Table of Contents:
 Heights, driving McLaws' weak forces before them, and the defenders of Harper's Ferry, by joining this army corps, would have increased his strength by more than ten thousand men. But Miles seemed to be in haste to consummate the disaster, and hoisted the white flag before eight o'clock in the morning. Fortunately for him, he did not survive this disgrace. The Confederates, not seeing the signal of surrender, fired a few shots more, the last of which killed this unfortunate officer. Jackson, leaning against a tree, was sleeping soundly when A. P. Hill, approaching him, shook him for the purpose of introducing the Federal general White, who had come to settle the terms of the capitulation. ‘Unconditionally,’ murmured Jackson, and immediately sunk again into a deep sleep which had scarcely been interrupted. The Federals were so utterly disorganized and discouraged that this answer was to them an order which they could not gainsay. Before noon the Confederates entered Harper's Ferry, and received eleven thousand five hundred and eightythree men as prisoners of war, with their arms and seventy-three pieces of artillery. Harper's Ferry was the counterpart of Donelson. This event did not have the same disastrous consequences to the Federals as Buckner's capitulation did to the Confederates; but if it did not involve the irretrievable loss of a whole State, it robbed them of the only opportunity, perhaps, of inflicting an irreparable defeat upon Lee's army.

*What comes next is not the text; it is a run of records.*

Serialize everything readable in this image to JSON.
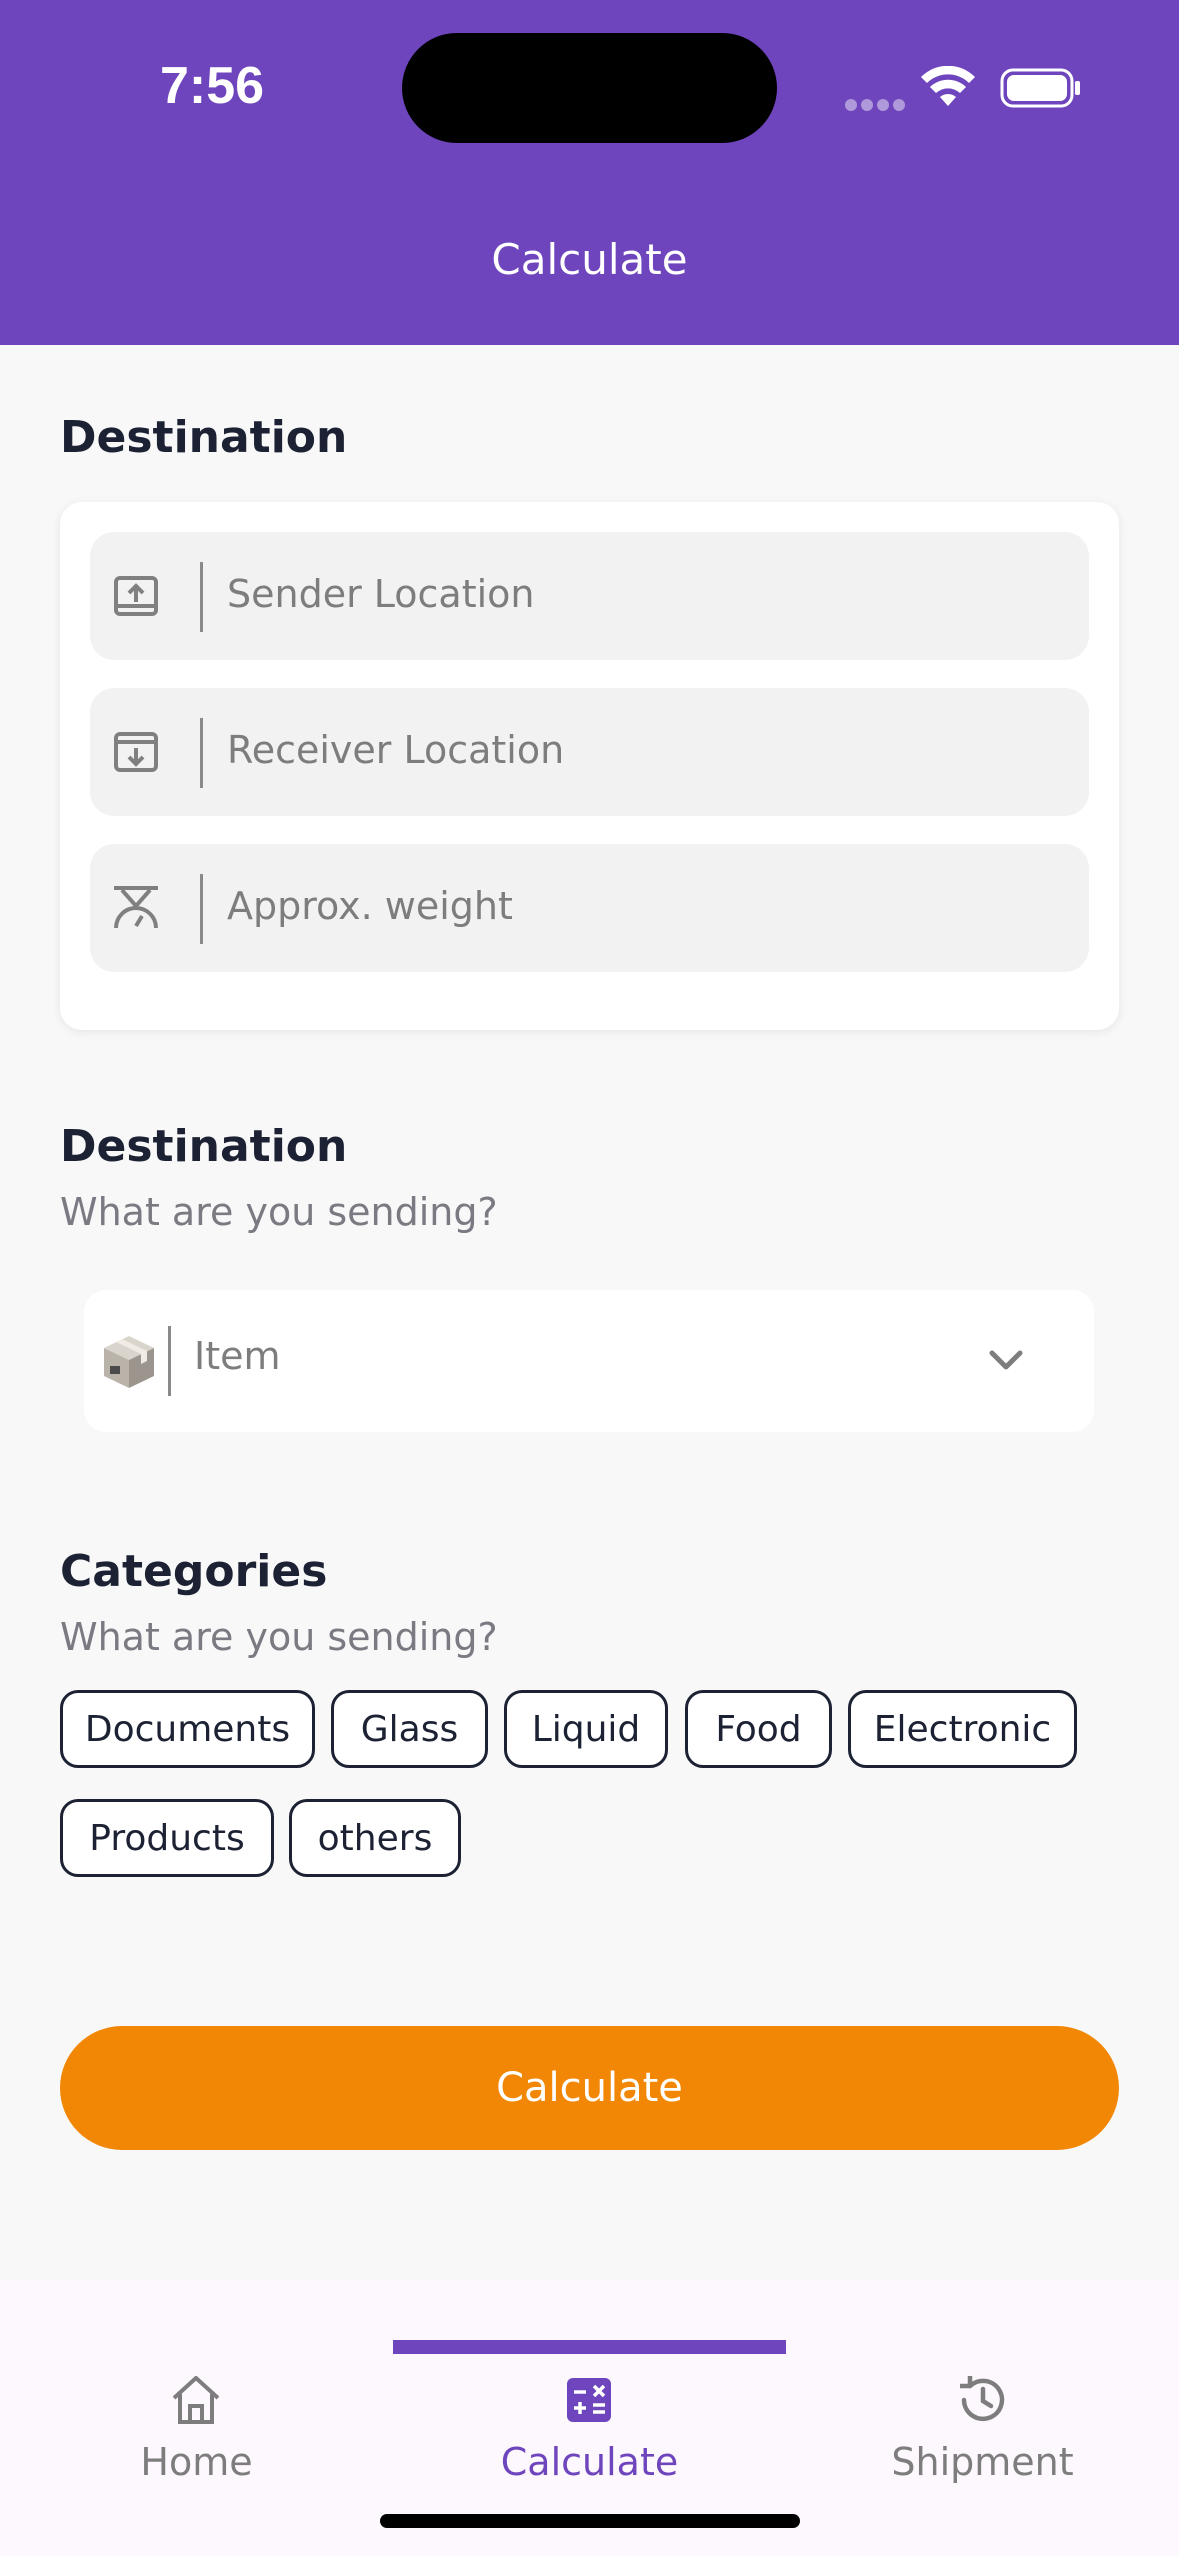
{
  "status_bar": {
    "time": "7:56"
  },
  "header": {
    "title": "Calculate"
  },
  "destination_section": {
    "title": "Destination",
    "fields": [
      {
        "icon": "upload-box-icon",
        "placeholder": "Sender Location"
      },
      {
        "icon": "download-box-icon",
        "placeholder": "Receiver Location"
      },
      {
        "icon": "scale-icon",
        "placeholder": "Approx. weight"
      }
    ]
  },
  "item_section": {
    "title": "Destination",
    "subtitle": "What are you sending?",
    "dropdown": {
      "icon": "package-icon",
      "selected": "Item"
    }
  },
  "categories_section": {
    "title": "Categories",
    "subtitle": "What are you sending?",
    "chips": [
      "Documents",
      "Glass",
      "Liquid",
      "Food",
      "Electronic",
      "Products",
      "others"
    ]
  },
  "calculate_button": {
    "label": "Calculate"
  },
  "bottom_nav": {
    "active": "Calculate",
    "items": [
      {
        "label": "Home",
        "icon": "home-icon"
      },
      {
        "label": "Calculate",
        "icon": "calculator-icon"
      },
      {
        "label": "Shipment",
        "icon": "history-icon"
      }
    ]
  },
  "colors": {
    "primary": "#6e45bd",
    "accent": "#f28705",
    "background": "#f8f8f8"
  }
}
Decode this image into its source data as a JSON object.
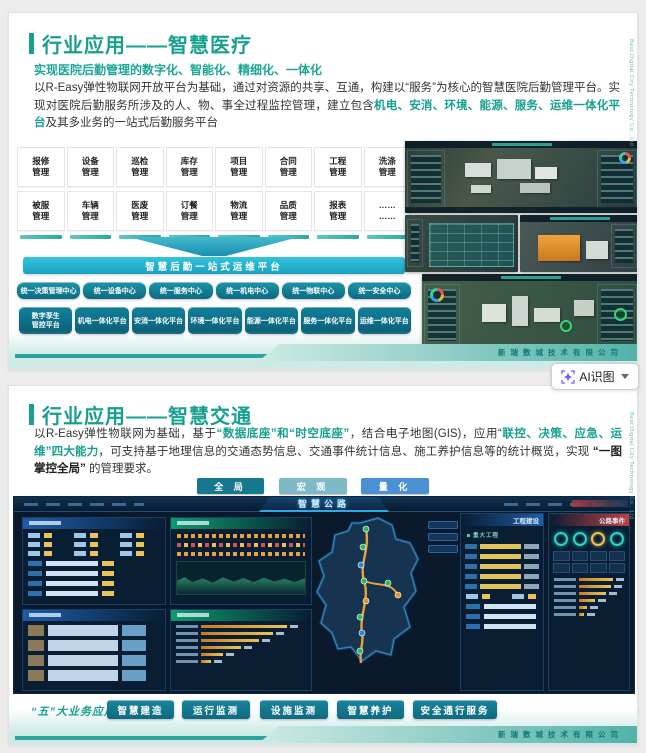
{
  "colors": {
    "brand_teal": "#17a08e",
    "accent_text": "#1aa193",
    "platform_bar_cyan": "#25b3cb",
    "button_dark_teal": "#0e7186",
    "btn_global": "#15788c",
    "btn_macro": "#7db9c6",
    "btn_quant": "#4a90d2",
    "dashboard_bg": "#0a1a2c",
    "events_header_red": "#c04040",
    "engineering_header_blue": "#1d5caa",
    "highlight_yellow": "#e4c25a",
    "ai_icon_purple": "#7b5cf0"
  },
  "ai_button": {
    "label": "AI识图"
  },
  "slide1": {
    "title": "行业应用——智慧医疗",
    "subtitle": "实现医院后勤管理的数字化、智能化、精细化、一体化",
    "paragraph": [
      {
        "text": "以R-Easy弹性物联网开放平台为基础，通过对资源的共享、互通，构建以“服务”为核心的智慧医院后勤管理平台。实现对医院后勤服务所涉及的人、物、事全过程监控管理，建立包含"
      },
      {
        "text": "机电、安消、环境、能源、服务、运维一体化平台"
      },
      {
        "text": "及其多业务的一站式后勤服务平台"
      }
    ],
    "modules": [
      "报修\n管理",
      "设备\n管理",
      "巡检\n管理",
      "库存\n管理",
      "项目\n管理",
      "合同\n管理",
      "工程\n管理",
      "洗涤\n管理",
      "被服\n管理",
      "车辆\n管理",
      "医废\n管理",
      "订餐\n管理",
      "物流\n管理",
      "品质\n管理",
      "报表\n管理",
      "……\n……"
    ],
    "platform_bar": "智慧后勤一站式运维平台",
    "centers": [
      "统一决策管理中心",
      "统一设备中心",
      "统一服务中心",
      "统一机电中心",
      "统一物联中心",
      "统一安全中心"
    ],
    "platforms": [
      "数字孪生\n管控平台",
      "机电一体化平台",
      "安消一体化平台",
      "环境一体化平台",
      "能源一体化平台",
      "服务一体化平台",
      "运维一体化平台"
    ],
    "footer_company": "新瑞数城技术有限公司",
    "side_watermark": "Best Digital City Technology Co., Ltd"
  },
  "slide2": {
    "title": "行业应用——智慧交通",
    "paragraph": [
      {
        "text": "以R-Easy弹性物联网为基础，基于"
      },
      {
        "text": "“数据底座”和“时空底座”"
      },
      {
        "text": "，结合电子地图(GIS)，应用“"
      },
      {
        "text": "联控、决策、应急、运维”四大能力"
      },
      {
        "text": "，可支持基于地理信息的交通态势信息、交通事件统计信息、施工养护信息等的统计概览，实现 "
      },
      {
        "text": "“一图掌控全局”"
      },
      {
        "text": " 的管理要求。"
      }
    ],
    "view_buttons": [
      "全 局",
      "宏 观",
      "量 化"
    ],
    "dashboard": {
      "title": "智慧公路",
      "panel_engineering": "工程建设",
      "panel_engineering_sub": "重大工程",
      "panel_events": "公路事件"
    },
    "biz_label": "“五”大业务应用",
    "biz_buttons": [
      "智慧建造",
      "运行监测",
      "设施监测",
      "智慧养护",
      "安全通行服务"
    ],
    "footer_company": "新瑞数城技术有限公司",
    "side_watermark": "Best Digital City Technology Co., Ltd"
  }
}
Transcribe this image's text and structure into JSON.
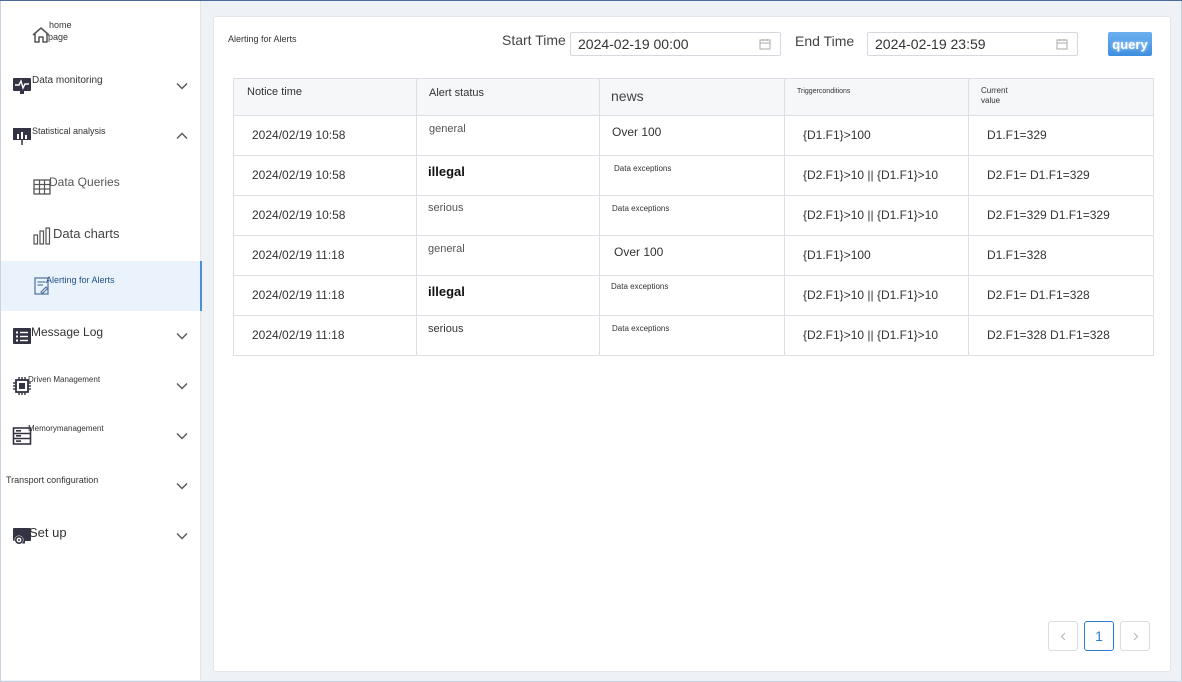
{
  "sidebar": {
    "home": "home page",
    "home_l1": "home",
    "home_l2": "page",
    "data_monitoring": "Data monitoring",
    "statistical_analysis": "Statistical analysis",
    "data_queries": "Data Queries",
    "data_charts": "Data charts",
    "alerting": "Alerting for Alerts",
    "message_log": "Message Log",
    "driven_management": "Driven Management",
    "memory_management": "Memorymanagement",
    "transport_configuration": "Transport configuration",
    "set_up": "Set up"
  },
  "main": {
    "title": "Alerting for Alerts",
    "start_label": "Start Time",
    "start_value": "2024-02-19 00:00",
    "end_label": "End Time",
    "end_value": "2024-02-19 23:59",
    "query_label": "query"
  },
  "table": {
    "headers": {
      "notice": "Notice time",
      "status": "Alert status",
      "news": "news",
      "trigger": "Triggerconditions",
      "current_l1": "Current",
      "current_l2": "value"
    },
    "rows": [
      {
        "time": "2024/02/19 10:58",
        "status": "general",
        "news": "Over 100",
        "trigger": "{D1.F1}>100",
        "value": "D1.F1=329"
      },
      {
        "time": "2024/02/19 10:58",
        "status": "illegal",
        "news": "Data exceptions",
        "trigger": "{D2.F1}>10 || {D1.F1}>10",
        "value": "D2.F1= D1.F1=329"
      },
      {
        "time": "2024/02/19 10:58",
        "status": "serious",
        "news": "Data exceptions",
        "trigger": "{D2.F1}>10 || {D1.F1}>10",
        "value": "D2.F1=329 D1.F1=329"
      },
      {
        "time": "2024/02/19 11:18",
        "status": "general",
        "news": "Over 100",
        "trigger": "{D1.F1}>100",
        "value": "D1.F1=328"
      },
      {
        "time": "2024/02/19 11:18",
        "status": "illegal",
        "news": "Data exceptions",
        "trigger": "{D2.F1}>10 || {D1.F1}>10",
        "value": "D2.F1= D1.F1=328"
      },
      {
        "time": "2024/02/19 11:18",
        "status": "serious",
        "news": "Data exceptions",
        "trigger": "{D2.F1}>10 || {D1.F1}>10",
        "value": "D2.F1=328 D1.F1=328"
      }
    ]
  },
  "pagination": {
    "current": "1",
    "prev_icon": "chevron-left-icon",
    "next_icon": "chevron-right-icon"
  },
  "colors": {
    "accent": "#2f7bd5",
    "active_bg": "#eaf3fc",
    "query_button": "#4a97e6"
  }
}
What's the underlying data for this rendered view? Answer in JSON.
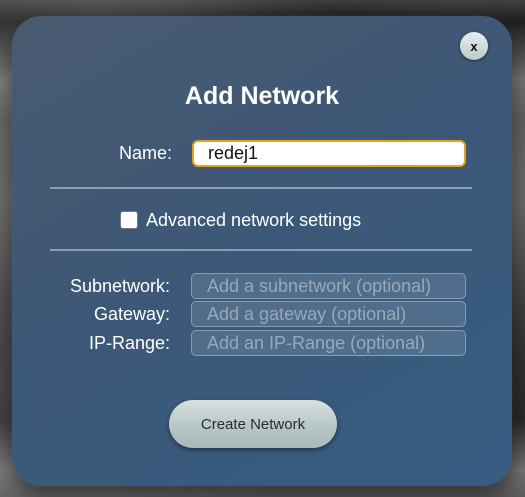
{
  "dialog": {
    "title": "Add Network",
    "close_label": "x",
    "name": {
      "label": "Name:",
      "value": "redej1"
    },
    "advanced": {
      "label": "Advanced network settings",
      "checked": false
    },
    "subnetwork": {
      "label": "Subnetwork:",
      "placeholder": "Add a subnetwork (optional)"
    },
    "gateway": {
      "label": "Gateway:",
      "placeholder": "Add a gateway (optional)"
    },
    "ip_range": {
      "label": "IP-Range:",
      "placeholder": "Add an IP-Range (optional)"
    },
    "create_label": "Create Network"
  },
  "colors": {
    "accent_focus": "#e4a21a",
    "dialog_bg": "#3d5877",
    "text": "#ffffff"
  },
  "icons": {
    "close": "close-icon",
    "checkbox": "checkbox-unchecked"
  }
}
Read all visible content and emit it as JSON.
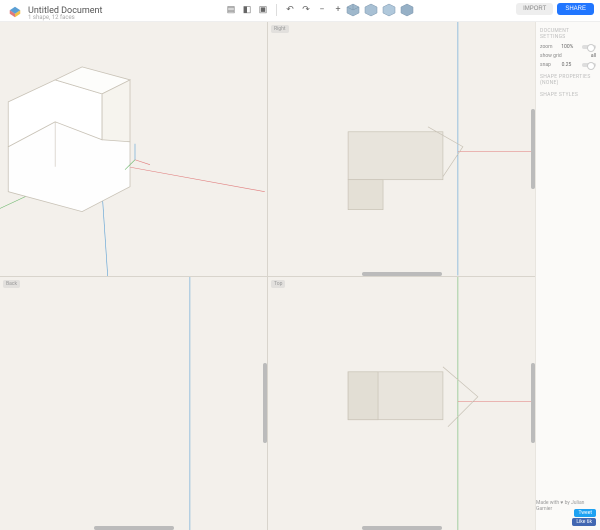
{
  "header": {
    "title": "Untitled Document",
    "subtitle": "1 shape, 12 faces",
    "import_label": "IMPORT",
    "share_label": "SHARE"
  },
  "toolbar": {
    "icons": [
      "file-icon",
      "save-icon",
      "open-icon",
      "undo-icon",
      "redo-icon",
      "plus-icon",
      "minus-icon"
    ],
    "iso_presets": [
      "iso-cube-1",
      "iso-cube-2",
      "iso-cube-3",
      "iso-cube-4"
    ]
  },
  "viewports": {
    "tl": {
      "label": ""
    },
    "tr": {
      "label": "Right"
    },
    "bl": {
      "label": "Back"
    },
    "br": {
      "label": "Top"
    }
  },
  "sidebar": {
    "sections": {
      "doc": {
        "title": "DOCUMENT SETTINGS",
        "rows": [
          {
            "label": "zoom",
            "value": "100%"
          },
          {
            "label": "show grid",
            "value": "all"
          },
          {
            "label": "snap",
            "value": "0.25"
          }
        ]
      },
      "props": {
        "title": "SHAPE PROPERTIES (none)"
      },
      "styles": {
        "title": "SHAPE STYLES"
      }
    }
  },
  "footer": {
    "credit": "Made with ♥ by Julian Garnier",
    "tweet": "Tweet",
    "like": "Like 6k"
  },
  "colors": {
    "accent": "#2176ff",
    "axis_x": "#e07a7a",
    "axis_y": "#6fb86f",
    "axis_z": "#5a9fd4"
  }
}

This work is licensed under a Creative Commons Attribution-ShareAlike 3.0 United States License.